▶ _To do_
From the records beneath, determine how many lines contain "data" and report only that figure.

▶ _Recorded information_
[Start of Attachment]

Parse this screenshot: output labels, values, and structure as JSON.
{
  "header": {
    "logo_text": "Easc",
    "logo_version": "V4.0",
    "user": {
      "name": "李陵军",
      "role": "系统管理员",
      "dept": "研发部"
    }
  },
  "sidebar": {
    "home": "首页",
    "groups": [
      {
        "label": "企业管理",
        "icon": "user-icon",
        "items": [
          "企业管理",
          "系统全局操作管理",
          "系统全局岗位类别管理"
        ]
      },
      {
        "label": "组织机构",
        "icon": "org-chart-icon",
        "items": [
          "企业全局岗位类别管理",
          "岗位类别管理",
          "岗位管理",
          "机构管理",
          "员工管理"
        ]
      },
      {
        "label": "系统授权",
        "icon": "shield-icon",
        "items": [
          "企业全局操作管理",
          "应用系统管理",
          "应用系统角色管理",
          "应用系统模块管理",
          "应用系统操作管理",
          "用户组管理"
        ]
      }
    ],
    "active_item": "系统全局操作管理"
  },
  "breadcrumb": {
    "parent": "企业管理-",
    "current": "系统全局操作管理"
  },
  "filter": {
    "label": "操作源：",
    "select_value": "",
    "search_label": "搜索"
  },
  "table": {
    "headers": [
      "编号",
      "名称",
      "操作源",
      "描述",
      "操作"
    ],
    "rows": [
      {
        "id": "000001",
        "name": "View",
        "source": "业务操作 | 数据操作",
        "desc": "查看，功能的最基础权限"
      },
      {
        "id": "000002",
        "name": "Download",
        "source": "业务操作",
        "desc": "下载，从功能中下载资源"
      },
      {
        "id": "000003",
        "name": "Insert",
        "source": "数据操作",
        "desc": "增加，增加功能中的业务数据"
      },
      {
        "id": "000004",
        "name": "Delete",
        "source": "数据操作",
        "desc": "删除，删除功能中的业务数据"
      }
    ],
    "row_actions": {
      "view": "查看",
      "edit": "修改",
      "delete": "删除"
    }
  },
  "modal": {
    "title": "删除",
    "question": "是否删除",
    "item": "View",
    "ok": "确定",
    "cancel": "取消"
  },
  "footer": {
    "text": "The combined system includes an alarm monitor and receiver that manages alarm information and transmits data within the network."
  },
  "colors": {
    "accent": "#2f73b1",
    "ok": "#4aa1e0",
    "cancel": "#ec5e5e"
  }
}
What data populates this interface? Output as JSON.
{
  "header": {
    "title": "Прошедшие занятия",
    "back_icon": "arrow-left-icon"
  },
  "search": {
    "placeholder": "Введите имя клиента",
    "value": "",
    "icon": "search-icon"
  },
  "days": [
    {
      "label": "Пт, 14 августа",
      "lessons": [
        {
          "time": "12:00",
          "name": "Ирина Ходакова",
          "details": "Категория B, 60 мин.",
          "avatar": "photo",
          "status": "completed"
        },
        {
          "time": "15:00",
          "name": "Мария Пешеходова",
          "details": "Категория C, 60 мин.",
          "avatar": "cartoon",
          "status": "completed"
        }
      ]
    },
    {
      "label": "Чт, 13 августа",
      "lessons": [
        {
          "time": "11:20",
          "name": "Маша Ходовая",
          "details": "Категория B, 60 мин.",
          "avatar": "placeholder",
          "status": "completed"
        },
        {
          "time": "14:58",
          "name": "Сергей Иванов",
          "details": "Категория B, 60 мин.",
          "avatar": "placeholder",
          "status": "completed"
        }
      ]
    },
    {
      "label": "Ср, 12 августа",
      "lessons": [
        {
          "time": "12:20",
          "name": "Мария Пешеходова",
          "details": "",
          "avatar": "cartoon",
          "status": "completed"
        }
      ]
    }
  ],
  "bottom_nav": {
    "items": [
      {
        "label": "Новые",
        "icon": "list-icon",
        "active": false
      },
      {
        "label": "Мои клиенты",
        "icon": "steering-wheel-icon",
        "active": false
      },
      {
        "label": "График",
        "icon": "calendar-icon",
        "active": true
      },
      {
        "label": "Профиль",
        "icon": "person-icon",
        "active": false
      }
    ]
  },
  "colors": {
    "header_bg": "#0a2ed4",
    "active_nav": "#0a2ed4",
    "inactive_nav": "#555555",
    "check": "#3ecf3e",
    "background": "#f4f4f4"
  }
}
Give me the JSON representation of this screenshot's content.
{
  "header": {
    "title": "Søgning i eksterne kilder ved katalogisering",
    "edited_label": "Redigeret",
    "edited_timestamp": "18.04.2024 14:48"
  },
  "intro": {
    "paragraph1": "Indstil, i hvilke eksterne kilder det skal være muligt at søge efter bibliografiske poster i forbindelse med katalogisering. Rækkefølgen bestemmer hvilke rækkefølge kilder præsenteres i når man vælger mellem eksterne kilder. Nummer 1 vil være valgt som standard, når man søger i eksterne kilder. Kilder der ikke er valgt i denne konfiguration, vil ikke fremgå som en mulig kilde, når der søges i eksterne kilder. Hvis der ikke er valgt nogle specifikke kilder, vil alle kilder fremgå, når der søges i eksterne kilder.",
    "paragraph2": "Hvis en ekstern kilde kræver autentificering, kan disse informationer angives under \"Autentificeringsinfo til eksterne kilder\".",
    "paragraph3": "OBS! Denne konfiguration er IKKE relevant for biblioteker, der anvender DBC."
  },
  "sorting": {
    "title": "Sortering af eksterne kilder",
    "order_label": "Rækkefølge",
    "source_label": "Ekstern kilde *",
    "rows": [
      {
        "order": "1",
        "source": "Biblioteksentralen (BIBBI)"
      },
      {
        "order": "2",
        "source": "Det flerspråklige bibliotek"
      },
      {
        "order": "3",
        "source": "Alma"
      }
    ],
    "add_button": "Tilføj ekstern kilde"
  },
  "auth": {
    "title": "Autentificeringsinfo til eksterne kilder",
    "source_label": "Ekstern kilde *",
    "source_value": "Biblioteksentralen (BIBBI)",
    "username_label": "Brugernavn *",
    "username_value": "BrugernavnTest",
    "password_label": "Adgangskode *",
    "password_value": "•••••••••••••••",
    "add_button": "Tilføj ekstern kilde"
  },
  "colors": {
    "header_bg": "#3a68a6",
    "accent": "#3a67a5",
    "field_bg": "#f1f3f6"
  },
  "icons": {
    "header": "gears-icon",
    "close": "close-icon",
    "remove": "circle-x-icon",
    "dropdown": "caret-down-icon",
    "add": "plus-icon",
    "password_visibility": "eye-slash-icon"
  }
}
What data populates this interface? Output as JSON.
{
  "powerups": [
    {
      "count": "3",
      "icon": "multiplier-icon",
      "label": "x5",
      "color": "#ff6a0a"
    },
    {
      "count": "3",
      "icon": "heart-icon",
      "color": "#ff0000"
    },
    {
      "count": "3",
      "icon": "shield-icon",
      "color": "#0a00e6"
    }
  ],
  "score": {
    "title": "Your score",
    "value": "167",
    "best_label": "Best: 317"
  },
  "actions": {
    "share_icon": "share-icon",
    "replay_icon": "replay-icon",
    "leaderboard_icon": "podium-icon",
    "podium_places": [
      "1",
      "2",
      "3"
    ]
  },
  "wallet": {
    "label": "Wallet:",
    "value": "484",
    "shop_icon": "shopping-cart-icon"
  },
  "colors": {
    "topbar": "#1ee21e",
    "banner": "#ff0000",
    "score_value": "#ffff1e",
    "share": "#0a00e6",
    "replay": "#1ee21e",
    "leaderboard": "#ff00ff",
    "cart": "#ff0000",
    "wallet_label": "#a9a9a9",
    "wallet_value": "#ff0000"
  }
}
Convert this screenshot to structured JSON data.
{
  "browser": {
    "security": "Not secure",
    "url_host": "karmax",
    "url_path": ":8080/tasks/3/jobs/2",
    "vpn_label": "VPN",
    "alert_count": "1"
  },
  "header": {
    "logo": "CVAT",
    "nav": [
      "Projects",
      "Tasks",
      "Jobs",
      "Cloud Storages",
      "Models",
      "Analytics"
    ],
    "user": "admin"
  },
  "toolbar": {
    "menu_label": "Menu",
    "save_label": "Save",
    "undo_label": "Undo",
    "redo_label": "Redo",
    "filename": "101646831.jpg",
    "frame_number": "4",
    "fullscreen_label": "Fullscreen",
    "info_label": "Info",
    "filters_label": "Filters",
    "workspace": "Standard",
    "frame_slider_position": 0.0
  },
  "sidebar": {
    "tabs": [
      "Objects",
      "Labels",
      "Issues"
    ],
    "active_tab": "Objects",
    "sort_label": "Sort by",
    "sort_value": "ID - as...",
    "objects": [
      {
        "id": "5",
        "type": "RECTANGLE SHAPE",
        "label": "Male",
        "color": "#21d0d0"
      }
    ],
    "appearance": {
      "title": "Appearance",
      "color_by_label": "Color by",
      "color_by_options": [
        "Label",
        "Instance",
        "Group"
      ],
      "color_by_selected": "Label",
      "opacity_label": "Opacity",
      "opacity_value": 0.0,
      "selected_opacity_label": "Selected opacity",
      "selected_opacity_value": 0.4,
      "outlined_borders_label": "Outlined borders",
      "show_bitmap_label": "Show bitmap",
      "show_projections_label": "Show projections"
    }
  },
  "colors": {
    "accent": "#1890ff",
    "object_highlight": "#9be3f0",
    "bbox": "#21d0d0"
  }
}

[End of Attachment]

▶ _Exercise response_
4